We see that 3Com have recently announced they are going to resell a version of Asterisk from Digium. Designed for five to 30 phone users, it delivers plug-and-play operation right out of the box backed by 3Com’s warranty, service and support. The 3Com Asterisk Appliance works with 3Com’s full line of telephone handsets.
This is a really interesting step with a major manufacturer such as them putting their might behind an Open Source product plus this will compete head on with their existing product range. However this could be the first step toward standards-based VoIP, the question is whether any of the competition will follow.
Have a look at the 3Com Press Release here here
So here we go the dreaded Spammers are looking for other ways to hit us with their unwanted content.
It has been reported that Hackers have attacked Columbia University, ironically this is the university where the co-author of the VoIP protocol resides. The hackers left marketing SPIT (spam over internet telephony) on multiple phone extensions at the University.
According to the Guardian newspaper, there already are examples of voice phishing or vishing in the U.S. where the penetration of VoIP is getting up to 15 percent. “The real problem with VoIP is that it’s very easy to take a name as your identity which appears with a call, or to put up a number on a screen that isn’t actually the number that the call’s being made from,” David Endler, director of security research at TippingPoint told the Guardian.

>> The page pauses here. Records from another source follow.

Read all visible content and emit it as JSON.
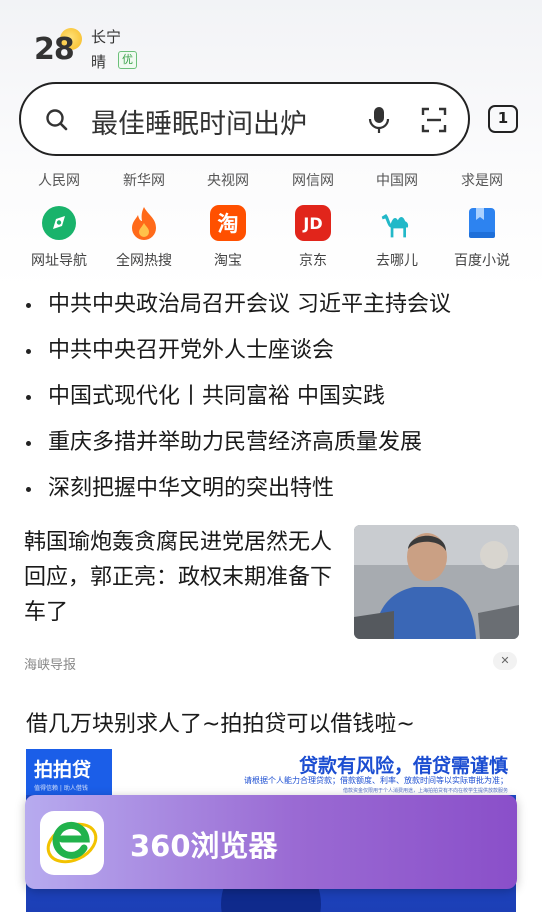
{
  "weather": {
    "temperature": "28",
    "city": "长宁",
    "condition": "晴",
    "air_quality": "优"
  },
  "search": {
    "placeholder_text": "最佳睡眠时间出炉"
  },
  "tab_count": "1",
  "sites": [
    "人民网",
    "新华网",
    "央视网",
    "网信网",
    "中国网",
    "求是网"
  ],
  "apps": [
    {
      "label": "网址导航",
      "icon": "compass-icon",
      "color": "#19b36b"
    },
    {
      "label": "全网热搜",
      "icon": "flame-icon",
      "color": "#ff6a1a"
    },
    {
      "label": "淘宝",
      "icon": "taobao-icon",
      "color": "#ff5000",
      "glyph": "淘"
    },
    {
      "label": "京东",
      "icon": "jd-icon",
      "color": "#e1251b",
      "glyph": "JD"
    },
    {
      "label": "去哪儿",
      "icon": "camel-icon",
      "color": "#22b8c8"
    },
    {
      "label": "百度小说",
      "icon": "book-icon",
      "color": "#2d83f0"
    }
  ],
  "headlines": [
    "中共中央政治局召开会议 习近平主持会议",
    "中共中央召开党外人士座谈会",
    "中国式现代化丨共同富裕 中国实践",
    "重庆多措并举助力民营经济高质量发展",
    "深刻把握中华文明的突出特性"
  ],
  "article": {
    "title": "韩国瑜炮轰贪腐民进党居然无人回应，郭正亮：政权末期准备下车了",
    "source": "海峡导报",
    "close": "✕"
  },
  "ad": {
    "title": "借几万块别求人了~拍拍贷可以借钱啦~",
    "brand": "拍拍贷",
    "brand_sub": "值得信赖 | 助人借钱",
    "warning": "贷款有风险，借贷需谨慎",
    "fine_print": "请根据个人能力合理贷款；借款额度、利率、放款时间等以实际审批为准；",
    "fine_print_2": "借款资金仅限用于个人消费用途，上海拍拍贷有不向在校学生提供放款服务"
  },
  "toast": {
    "app_name": "360浏览器"
  },
  "colors": {
    "search_border": "#222222",
    "toast_start": "#b7abef",
    "toast_end": "#8a4fc9",
    "ad_blue": "#1b4dd1"
  }
}
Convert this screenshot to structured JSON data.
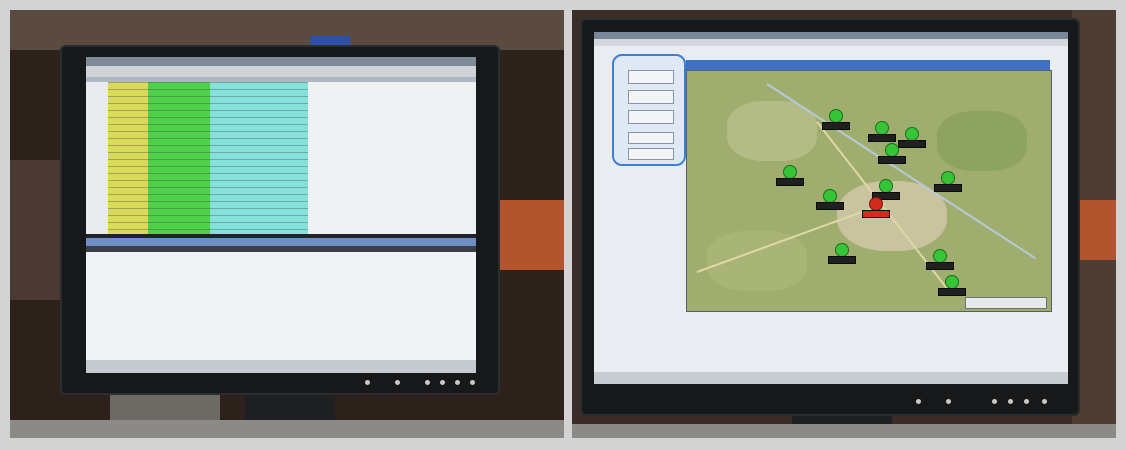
{
  "photo_left": {
    "monitor_brand": "",
    "table_rows": 22
  },
  "photo_right": {
    "monitor_brand": "",
    "map_markers": [
      {
        "status": "green"
      },
      {
        "status": "green"
      },
      {
        "status": "green"
      },
      {
        "status": "green"
      },
      {
        "status": "green"
      },
      {
        "status": "green"
      },
      {
        "status": "green"
      },
      {
        "status": "green"
      },
      {
        "status": "red"
      },
      {
        "status": "green"
      },
      {
        "status": "green"
      },
      {
        "status": "green"
      }
    ]
  },
  "colors": {
    "map_land": "#9fae6e",
    "marker_green": "#36c536",
    "marker_red": "#d42a1c",
    "table_yellow": "#d9d95a",
    "table_green": "#4fd04a",
    "table_cyan": "#86e1dc"
  }
}
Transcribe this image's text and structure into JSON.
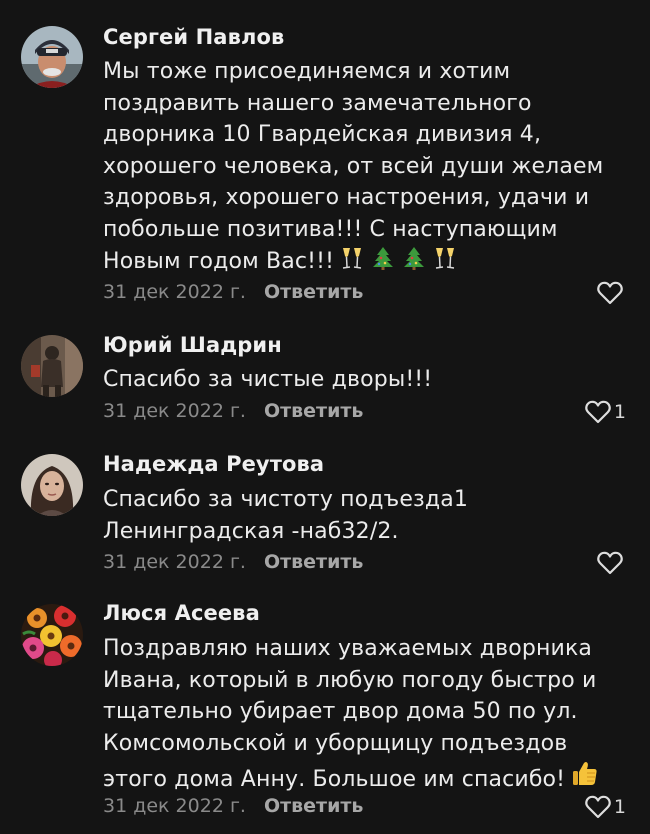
{
  "comments": [
    {
      "author": "Сергей Павлов",
      "text_lines": [
        "Мы тоже присоединяемся и хотим",
        "поздравить нашего замечательного",
        "дворника 10 Гвардейская дивизия 4,",
        "хорошего человека, от всей души желаем",
        "здоровья, хорошего настроения, удачи и",
        "побольше позитива!!! С наступающим",
        "Новым годом Вас!!!"
      ],
      "emojis": [
        "champagne-glasses-icon",
        "christmas-tree-icon",
        "christmas-tree-icon",
        "champagne-glasses-icon"
      ],
      "date": "31 дек 2022 г.",
      "reply": "Ответить",
      "likes": ""
    },
    {
      "author": "Юрий Шадрин",
      "text_lines": [
        "Спасибо за чистые дворы!!!"
      ],
      "date": "31 дек 2022 г.",
      "reply": "Ответить",
      "likes": "1"
    },
    {
      "author": "Надежда Реутова",
      "text_lines": [
        "Спасибо за чистоту подъезда1",
        "Ленинградская -наб32/2."
      ],
      "date": "31 дек 2022 г.",
      "reply": "Ответить",
      "likes": ""
    },
    {
      "author": "Люся Асеева",
      "text_lines": [
        "Поздравляю наших уважаемых дворника",
        "Ивана, который в любую погоду быстро и",
        "тщательно убирает двор дома 50 по ул.",
        "Комсомольской и уборщицу  подъездов",
        "этого дома  Анну. Большое им спасибо!"
      ],
      "emojis": [
        "thumbs-up-icon"
      ],
      "date": "31 дек 2022 г.",
      "reply": "Ответить",
      "likes": "1"
    }
  ],
  "colors": {
    "background": "#141414",
    "text": "#ececec",
    "date": "#8a8a8a",
    "reply": "#a7a7a7"
  }
}
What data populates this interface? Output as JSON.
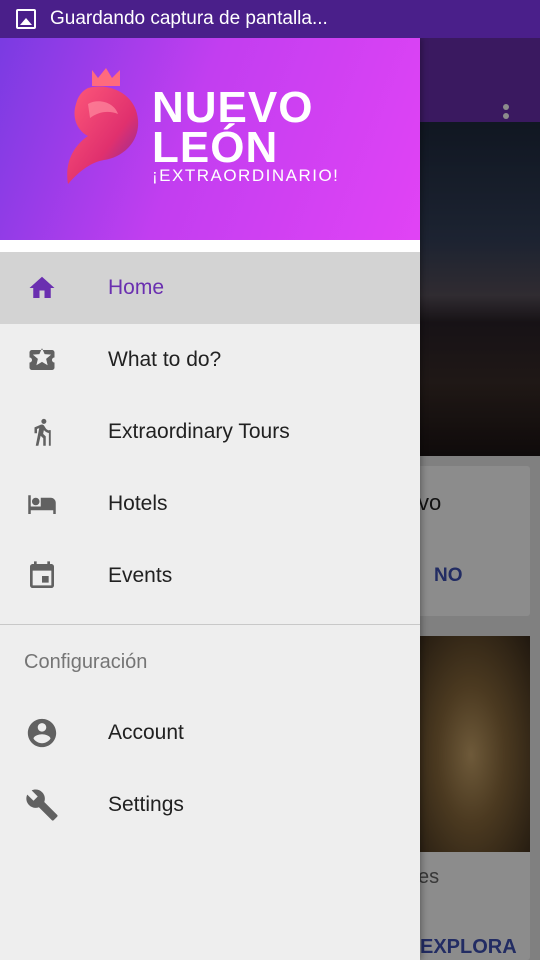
{
  "status_bar": {
    "notification_icon": "image-icon",
    "text": "Guardando captura de pantalla..."
  },
  "header": {
    "logo_title_line1": "NUEVO",
    "logo_title_line2": "LEÓN",
    "logo_tagline": "¡EXTRAORDINARIO!",
    "gradient_start": "#7a3be2",
    "gradient_end": "#e143f5"
  },
  "menu": {
    "items": [
      {
        "label": "Home",
        "icon": "home-icon",
        "active": true
      },
      {
        "label": "What to do?",
        "icon": "ticket-star-icon",
        "active": false
      },
      {
        "label": "Extraordinary Tours",
        "icon": "hiker-icon",
        "active": false
      },
      {
        "label": "Hotels",
        "icon": "bed-icon",
        "active": false
      },
      {
        "label": "Events",
        "icon": "calendar-icon",
        "active": false
      }
    ],
    "active_color": "#6a2fb0"
  },
  "config_section": {
    "title": "Configuración",
    "items": [
      {
        "label": "Account",
        "icon": "account-circle-icon"
      },
      {
        "label": "Settings",
        "icon": "wrench-icon"
      }
    ]
  },
  "background_app": {
    "card1_text": "vo",
    "card1_link": "NO",
    "card2_text": "es",
    "card2_link": "EXPLORA",
    "overflow_icon": "more-vert-icon"
  }
}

“This lends itself perfectly to vishing, which we’ve already started to see, and I’m genuinely surprised we haven’t seen more. People generally trust the phone, so if they get a voicemail from their bank saying they need to call in, they will, and they’re used to telling an agent some security details or tapping in a pass code on the phone to prove who they are. As soon as they’ve done that they’ve given a hacker their identity,” said Endler.